Element data from apps and pages:
======

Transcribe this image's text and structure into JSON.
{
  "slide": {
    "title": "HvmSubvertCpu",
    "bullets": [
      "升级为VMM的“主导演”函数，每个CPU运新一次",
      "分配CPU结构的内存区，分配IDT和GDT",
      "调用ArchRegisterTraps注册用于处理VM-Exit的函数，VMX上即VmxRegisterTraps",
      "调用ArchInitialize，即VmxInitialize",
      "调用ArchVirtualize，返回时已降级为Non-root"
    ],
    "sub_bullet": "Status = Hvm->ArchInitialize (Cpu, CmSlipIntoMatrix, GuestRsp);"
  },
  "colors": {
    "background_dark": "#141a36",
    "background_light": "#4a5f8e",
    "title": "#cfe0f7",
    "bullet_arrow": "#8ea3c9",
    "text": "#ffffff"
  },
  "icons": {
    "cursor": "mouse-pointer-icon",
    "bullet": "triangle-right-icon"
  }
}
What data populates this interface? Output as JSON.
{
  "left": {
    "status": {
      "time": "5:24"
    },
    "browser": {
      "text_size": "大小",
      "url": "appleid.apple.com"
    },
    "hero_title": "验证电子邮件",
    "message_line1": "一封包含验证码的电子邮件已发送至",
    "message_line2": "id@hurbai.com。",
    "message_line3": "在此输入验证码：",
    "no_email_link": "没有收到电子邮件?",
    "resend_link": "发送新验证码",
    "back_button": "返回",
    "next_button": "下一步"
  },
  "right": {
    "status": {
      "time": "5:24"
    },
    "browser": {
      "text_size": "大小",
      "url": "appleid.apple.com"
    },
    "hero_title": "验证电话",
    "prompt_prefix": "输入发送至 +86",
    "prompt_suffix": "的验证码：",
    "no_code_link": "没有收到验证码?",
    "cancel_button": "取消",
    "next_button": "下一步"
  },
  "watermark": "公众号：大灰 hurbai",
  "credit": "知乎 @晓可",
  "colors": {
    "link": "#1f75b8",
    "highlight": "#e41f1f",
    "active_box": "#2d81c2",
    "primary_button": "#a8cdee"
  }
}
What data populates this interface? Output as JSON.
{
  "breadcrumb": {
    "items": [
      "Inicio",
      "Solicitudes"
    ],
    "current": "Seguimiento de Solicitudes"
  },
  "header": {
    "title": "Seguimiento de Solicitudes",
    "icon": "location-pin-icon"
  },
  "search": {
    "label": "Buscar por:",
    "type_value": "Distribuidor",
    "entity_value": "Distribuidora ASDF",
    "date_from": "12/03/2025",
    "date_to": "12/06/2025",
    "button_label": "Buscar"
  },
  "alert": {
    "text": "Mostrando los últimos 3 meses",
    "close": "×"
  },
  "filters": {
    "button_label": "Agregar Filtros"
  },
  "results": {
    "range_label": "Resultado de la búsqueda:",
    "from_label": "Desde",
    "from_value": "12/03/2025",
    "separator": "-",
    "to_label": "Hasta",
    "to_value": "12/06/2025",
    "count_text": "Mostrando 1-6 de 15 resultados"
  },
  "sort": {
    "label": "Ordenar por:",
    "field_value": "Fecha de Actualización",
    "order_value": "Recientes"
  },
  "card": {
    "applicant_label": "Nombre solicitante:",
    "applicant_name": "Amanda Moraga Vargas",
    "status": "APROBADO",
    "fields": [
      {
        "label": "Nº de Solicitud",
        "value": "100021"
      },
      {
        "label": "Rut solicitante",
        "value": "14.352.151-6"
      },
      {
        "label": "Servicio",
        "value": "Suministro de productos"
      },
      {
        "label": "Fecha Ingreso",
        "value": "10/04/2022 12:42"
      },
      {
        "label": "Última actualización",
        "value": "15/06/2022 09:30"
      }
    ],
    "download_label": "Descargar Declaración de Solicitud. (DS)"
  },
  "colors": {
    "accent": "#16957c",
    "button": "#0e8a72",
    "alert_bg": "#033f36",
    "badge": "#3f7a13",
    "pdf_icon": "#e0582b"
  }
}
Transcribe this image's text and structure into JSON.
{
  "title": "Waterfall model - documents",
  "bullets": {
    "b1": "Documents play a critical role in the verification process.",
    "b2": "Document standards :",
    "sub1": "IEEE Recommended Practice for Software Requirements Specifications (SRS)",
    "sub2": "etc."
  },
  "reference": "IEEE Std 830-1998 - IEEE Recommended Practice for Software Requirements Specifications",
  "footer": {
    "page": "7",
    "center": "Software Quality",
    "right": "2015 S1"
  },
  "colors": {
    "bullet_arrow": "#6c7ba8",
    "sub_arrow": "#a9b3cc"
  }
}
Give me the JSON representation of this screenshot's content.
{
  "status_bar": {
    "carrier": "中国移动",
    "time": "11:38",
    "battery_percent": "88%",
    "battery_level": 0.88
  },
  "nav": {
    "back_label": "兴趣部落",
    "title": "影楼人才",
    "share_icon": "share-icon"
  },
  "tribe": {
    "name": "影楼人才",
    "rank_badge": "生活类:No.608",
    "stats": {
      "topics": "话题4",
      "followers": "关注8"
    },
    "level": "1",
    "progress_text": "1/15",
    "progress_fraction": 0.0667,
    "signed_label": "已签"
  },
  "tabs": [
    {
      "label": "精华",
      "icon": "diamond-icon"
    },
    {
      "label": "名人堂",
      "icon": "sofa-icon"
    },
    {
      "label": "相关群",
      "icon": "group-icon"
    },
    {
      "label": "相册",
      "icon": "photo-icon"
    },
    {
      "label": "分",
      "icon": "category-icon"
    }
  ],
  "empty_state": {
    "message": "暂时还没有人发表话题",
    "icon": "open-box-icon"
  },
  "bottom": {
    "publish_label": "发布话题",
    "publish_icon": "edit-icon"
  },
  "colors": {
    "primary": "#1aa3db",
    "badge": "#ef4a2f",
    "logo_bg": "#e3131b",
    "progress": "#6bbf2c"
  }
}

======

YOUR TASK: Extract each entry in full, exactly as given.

SOLUTION:
Transcribe this image's text and structure into JSON.
{
  "slide": {
    "title": "HvmSubvertCpu",
    "bullets": [
      "升级为VMM的“主导演”函数，每个CPU运新一次",
      "分配CPU结构的内存区，分配IDT和GDT",
      "调用ArchRegisterTraps注册用于处理VM-Exit的函数，VMX上即VmxRegisterTraps",
      "调用ArchInitialize，即VmxInitialize",
      "调用ArchVirtualize，返回时已降级为Non-root"
    ],
    "sub_bullet": "Status = Hvm->ArchInitialize (Cpu, CmSlipIntoMatrix, GuestRsp);"
  },
  "colors": {
    "background_dark": "#141a36",
    "background_light": "#4a5f8e",
    "title": "#cfe0f7",
    "bullet_arrow": "#8ea3c9",
    "text": "#ffffff"
  },
  "icons": {
    "cursor": "mouse-pointer-icon",
    "bullet": "triangle-right-icon"
  }
}
What data populates this interface? Output as JSON.
{
  "left": {
    "status": {
      "time": "5:24"
    },
    "browser": {
      "text_size": "大小",
      "url": "appleid.apple.com"
    },
    "hero_title": "验证电子邮件",
    "message_line1": "一封包含验证码的电子邮件已发送至",
    "message_line2": "id@hurbai.com。",
    "message_line3": "在此输入验证码：",
    "no_email_link": "没有收到电子邮件?",
    "resend_link": "发送新验证码",
    "back_button": "返回",
    "next_button": "下一步"
  },
  "right": {
    "status": {
      "time": "5:24"
    },
    "browser": {
      "text_size": "大小",
      "url": "appleid.apple.com"
    },
    "hero_title": "验证电话",
    "prompt_prefix": "输入发送至 +86",
    "prompt_suffix": "的验证码：",
    "no_code_link": "没有收到验证码?",
    "cancel_button": "取消",
    "next_button": "下一步"
  },
  "watermark": "公众号：大灰 hurbai",
  "credit": "知乎 @晓可",
  "colors": {
    "link": "#1f75b8",
    "highlight": "#e41f1f",
    "active_box": "#2d81c2",
    "primary_button": "#a8cdee"
  }
}
What data populates this interface? Output as JSON.
{
  "breadcrumb": {
    "items": [
      "Inicio",
      "Solicitudes"
    ],
    "current": "Seguimiento de Solicitudes"
  },
  "header": {
    "title": "Seguimiento de Solicitudes",
    "icon": "location-pin-icon"
  },
  "search": {
    "label": "Buscar por:",
    "type_value": "Distribuidor",
    "entity_value": "Distribuidora ASDF",
    "date_from": "12/03/2025",
    "date_to": "12/06/2025",
    "button_label": "Buscar"
  },
  "alert": {
    "text": "Mostrando los últimos 3 meses",
    "close": "×"
  },
  "filters": {
    "button_label": "Agregar Filtros"
  },
  "results": {
    "range_label": "Resultado de la búsqueda:",
    "from_label": "Desde",
    "from_value": "12/03/2025",
    "separator": "-",
    "to_label": "Hasta",
    "to_value": "12/06/2025",
    "count_text": "Mostrando 1-6 de 15 resultados"
  },
  "sort": {
    "label": "Ordenar por:",
    "field_value": "Fecha de Actualización",
    "order_value": "Recientes"
  },
  "card": {
    "applicant_label": "Nombre solicitante:",
    "applicant_name": "Amanda Moraga Vargas",
    "status": "APROBADO",
    "fields": [
      {
        "label": "Nº de Solicitud",
        "value": "100021"
      },
      {
        "label": "Rut solicitante",
        "value": "14.352.151-6"
      },
      {
        "label": "Servicio",
        "value": "Suministro de productos"
      },
      {
        "label": "Fecha Ingreso",
        "value": "10/04/2022 12:42"
      },
      {
        "label": "Última actualización",
        "value": "15/06/2022 09:30"
      }
    ],
    "download_label": "Descargar Declaración de Solicitud. (DS)"
  },
  "colors": {
    "accent": "#16957c",
    "button": "#0e8a72",
    "alert_bg": "#033f36",
    "badge": "#3f7a13",
    "pdf_icon": "#e0582b"
  }
}
Transcribe this image's text and structure into JSON.
{
  "title": "Waterfall model - documents",
  "bullets": {
    "b1": "Documents play a critical role in the verification process.",
    "b2": "Document standards :",
    "sub1": "IEEE Recommended Practice for Software Requirements Specifications (SRS)",
    "sub2": "etc."
  },
  "reference": "IEEE Std 830-1998 - IEEE Recommended Practice for Software Requirements Specifications",
  "footer": {
    "page": "7",
    "center": "Software Quality",
    "right": "2015 S1"
  },
  "colors": {
    "bullet_arrow": "#6c7ba8",
    "sub_arrow": "#a9b3cc"
  }
}
Give me the JSON representation of this screenshot's content.
{
  "status_bar": {
    "carrier": "中国移动",
    "time": "11:38",
    "battery_percent": "88%",
    "battery_level": 0.88
  },
  "nav": {
    "back_label": "兴趣部落",
    "title": "影楼人才",
    "share_icon": "share-icon"
  },
  "tribe": {
    "name": "影楼人才",
    "rank_badge": "生活类:No.608",
    "stats": {
      "topics": "话题4",
      "followers": "关注8"
    },
    "level": "1",
    "progress_text": "1/15",
    "progress_fraction": 0.0667,
    "signed_label": "已签"
  },
  "tabs": [
    {
      "label": "精华",
      "icon": "diamond-icon"
    },
    {
      "label": "名人堂",
      "icon": "sofa-icon"
    },
    {
      "label": "相关群",
      "icon": "group-icon"
    },
    {
      "label": "相册",
      "icon": "photo-icon"
    },
    {
      "label": "分",
      "icon": "category-icon"
    }
  ],
  "empty_state": {
    "message": "暂时还没有人发表话题",
    "icon": "open-box-icon"
  },
  "bottom": {
    "publish_label": "发布话题",
    "publish_icon": "edit-icon"
  },
  "colors": {
    "primary": "#1aa3db",
    "badge": "#ef4a2f",
    "logo_bg": "#e3131b",
    "progress": "#6bbf2c"
  }
}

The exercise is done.